Maybe it was the Ripken bobblehead giveaway, but an announced crowd of more than 34,000 showed up at Camden Yards to watch the Orioles stumble for the second straight game against Colorado, 6-1, and for that, I give the Baltimore fans some credit. The night before, an even more frustrating, 3-2, defeat in 10 innings, there were more 27,000 and on Friday, the announced crowd topped 22,000.
The strong showing in the stands might have been due to the relatively good weather over the weekend after having the team absent on a long road trip. And perhaps the crowds will thin out considerably once the Washington Nationals pull into town for a midweek series in what the marketers would like to bill as an I-95 rivalry. But considering the Orioles have done little on the field this year to get their fans excited, the weekend was actually a testament to an enthusiasm around here that, frankly, I thought had been doused.
Not that Orioles aren't trying their best to drive people away from the ballpark. If it's not unreliable relief pitching, it's an anemic offense bedeviling the Orioles. Saturday's game was one that a team just can't lose at home. After Brian Roberts helped manufacture a 2-0, first-inning lead on the front end of a double steal, the Orioles bats went silent (they've scored just one run in the last 18 innings). With the score tied, 2-2, Saturday night, the only Oriole to reach base over the last three innings was Nick Markakais when he was hit by a pitch. Oh yeah, the starting pitcher in that one was Jeremy Guthrie, whose ERA keeps improving but won-loss record doesn't. Yesterday, there wasn't even the drama that Guthrie's strong performance had produced as Erik Bedard was roughed up a bit and the O's just couldn't respond.

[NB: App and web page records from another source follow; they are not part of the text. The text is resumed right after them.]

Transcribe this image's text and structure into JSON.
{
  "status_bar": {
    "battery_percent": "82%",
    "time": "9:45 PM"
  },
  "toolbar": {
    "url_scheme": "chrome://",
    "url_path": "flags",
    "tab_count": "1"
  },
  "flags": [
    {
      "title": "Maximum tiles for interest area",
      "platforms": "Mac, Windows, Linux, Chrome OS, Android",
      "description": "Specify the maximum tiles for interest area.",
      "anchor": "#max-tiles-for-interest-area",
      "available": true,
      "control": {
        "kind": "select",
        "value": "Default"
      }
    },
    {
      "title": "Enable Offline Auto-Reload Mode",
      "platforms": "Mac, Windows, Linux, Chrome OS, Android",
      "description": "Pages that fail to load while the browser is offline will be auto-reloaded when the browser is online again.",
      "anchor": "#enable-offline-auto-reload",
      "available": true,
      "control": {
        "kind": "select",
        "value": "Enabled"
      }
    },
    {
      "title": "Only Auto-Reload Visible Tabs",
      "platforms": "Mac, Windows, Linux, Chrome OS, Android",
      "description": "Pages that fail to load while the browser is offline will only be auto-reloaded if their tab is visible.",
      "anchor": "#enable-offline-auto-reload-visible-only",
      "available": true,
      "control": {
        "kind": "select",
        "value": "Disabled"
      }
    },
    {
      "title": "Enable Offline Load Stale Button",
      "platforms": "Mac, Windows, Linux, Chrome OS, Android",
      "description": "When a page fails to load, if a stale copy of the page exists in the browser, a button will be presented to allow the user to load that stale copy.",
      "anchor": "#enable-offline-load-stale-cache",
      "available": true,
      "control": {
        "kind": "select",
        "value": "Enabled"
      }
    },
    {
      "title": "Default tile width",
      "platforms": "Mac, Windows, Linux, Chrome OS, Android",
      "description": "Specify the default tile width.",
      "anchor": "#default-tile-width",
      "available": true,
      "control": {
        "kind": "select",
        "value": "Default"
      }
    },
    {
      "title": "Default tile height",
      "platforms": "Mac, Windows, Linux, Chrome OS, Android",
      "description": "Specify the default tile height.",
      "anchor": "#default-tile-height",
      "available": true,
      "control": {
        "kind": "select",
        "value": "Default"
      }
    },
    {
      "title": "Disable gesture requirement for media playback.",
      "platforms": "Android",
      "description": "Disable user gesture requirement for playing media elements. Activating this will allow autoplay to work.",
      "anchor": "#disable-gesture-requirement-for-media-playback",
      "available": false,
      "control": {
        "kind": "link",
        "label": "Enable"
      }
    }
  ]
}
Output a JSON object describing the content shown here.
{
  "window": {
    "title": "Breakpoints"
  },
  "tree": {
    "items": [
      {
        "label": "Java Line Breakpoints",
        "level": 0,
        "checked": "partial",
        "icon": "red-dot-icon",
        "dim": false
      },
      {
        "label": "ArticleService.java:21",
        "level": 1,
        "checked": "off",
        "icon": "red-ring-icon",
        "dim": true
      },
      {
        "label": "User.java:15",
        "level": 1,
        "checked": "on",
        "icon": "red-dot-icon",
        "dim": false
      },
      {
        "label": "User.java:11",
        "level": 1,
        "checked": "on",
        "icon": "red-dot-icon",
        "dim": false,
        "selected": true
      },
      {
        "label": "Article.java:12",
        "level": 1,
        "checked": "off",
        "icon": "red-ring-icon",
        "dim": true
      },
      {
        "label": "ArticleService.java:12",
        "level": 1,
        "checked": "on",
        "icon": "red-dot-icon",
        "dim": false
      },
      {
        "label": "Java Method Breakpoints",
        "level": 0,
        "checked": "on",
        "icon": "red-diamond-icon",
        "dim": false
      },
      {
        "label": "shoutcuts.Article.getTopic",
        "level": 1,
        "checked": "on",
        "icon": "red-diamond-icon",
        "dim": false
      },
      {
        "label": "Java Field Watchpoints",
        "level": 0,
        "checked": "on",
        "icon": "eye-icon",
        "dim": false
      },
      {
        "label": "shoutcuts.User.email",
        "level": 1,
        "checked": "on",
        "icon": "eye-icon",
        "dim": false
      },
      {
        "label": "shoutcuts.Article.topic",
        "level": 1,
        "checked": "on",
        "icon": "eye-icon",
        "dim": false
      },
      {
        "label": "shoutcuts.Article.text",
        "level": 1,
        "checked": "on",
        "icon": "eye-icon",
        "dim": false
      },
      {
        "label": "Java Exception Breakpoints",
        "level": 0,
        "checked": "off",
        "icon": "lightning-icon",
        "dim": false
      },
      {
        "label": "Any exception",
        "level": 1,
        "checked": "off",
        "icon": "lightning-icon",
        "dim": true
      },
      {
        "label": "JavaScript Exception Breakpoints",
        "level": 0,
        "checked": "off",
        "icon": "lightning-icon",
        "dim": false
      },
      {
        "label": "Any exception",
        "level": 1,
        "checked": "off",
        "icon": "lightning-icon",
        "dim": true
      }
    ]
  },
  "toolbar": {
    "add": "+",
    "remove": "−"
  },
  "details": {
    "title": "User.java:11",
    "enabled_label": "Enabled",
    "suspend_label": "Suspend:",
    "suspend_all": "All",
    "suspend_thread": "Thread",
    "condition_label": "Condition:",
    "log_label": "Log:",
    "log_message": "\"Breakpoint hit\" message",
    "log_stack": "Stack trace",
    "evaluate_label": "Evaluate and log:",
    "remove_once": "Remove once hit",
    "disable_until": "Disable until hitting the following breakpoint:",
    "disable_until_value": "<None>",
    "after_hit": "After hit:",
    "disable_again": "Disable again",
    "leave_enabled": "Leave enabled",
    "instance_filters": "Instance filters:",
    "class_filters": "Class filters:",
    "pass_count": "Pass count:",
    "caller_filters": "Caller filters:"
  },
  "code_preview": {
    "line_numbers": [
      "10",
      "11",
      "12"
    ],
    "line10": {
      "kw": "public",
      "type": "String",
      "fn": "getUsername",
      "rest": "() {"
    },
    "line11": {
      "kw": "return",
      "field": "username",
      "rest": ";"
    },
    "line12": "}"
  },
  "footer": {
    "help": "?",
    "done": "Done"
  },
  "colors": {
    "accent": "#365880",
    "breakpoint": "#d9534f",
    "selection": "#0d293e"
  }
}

* After seeming to revive interest in the NBA playoffs, LeBron James and the Cleveland Cavaliers have barely showed up for the Finals. Except for a spurt in the fourth quarter last night that provided some long-shot hope that they might actually be able to compete with San Antonio, the Cavs have been nothing more than an overmatched sparring partner for the Spurs. San Antonio is up 2-0, with the series headed to Cleveland tomorrow. I was surprised to see that the Game 1 TV ratings were so low after James had performed so brilliantly in leading the Cavs' upset of Detroit in the Eastern Conference finals, but I guess the viewing public had a pretty clear idea about how this thing might go. I can't imagine that last night's rating were much better considering the TV competition was the finale of The Sopranos.
* And both Rafael Nadal and Justine Henin proved dominant at the French Open over the weekend. Each completed a three-peat on the clay of Roland Garros. Nadal, a Spaniard, lost just one set during the entire tournament, to Swiss Roger Federer in the finals, as he continues to dominate on clay. And Belgian Henin, who won her title on Saturday against Ana Ivanovic, did even better -- she didn't lose a single set and dispatched Serb Ivanovic, 6-1, 6-2. Henin may not do as many fashion photo shoots as Maria Sharapova or even Ivanovic, but she keeps collecting those trophies. For Henin, there was personal meaning in this French Open as well. It was the occasion of an emotional reunion among her, and her father, two brothers and a sister from whom she had been estranged for seven years.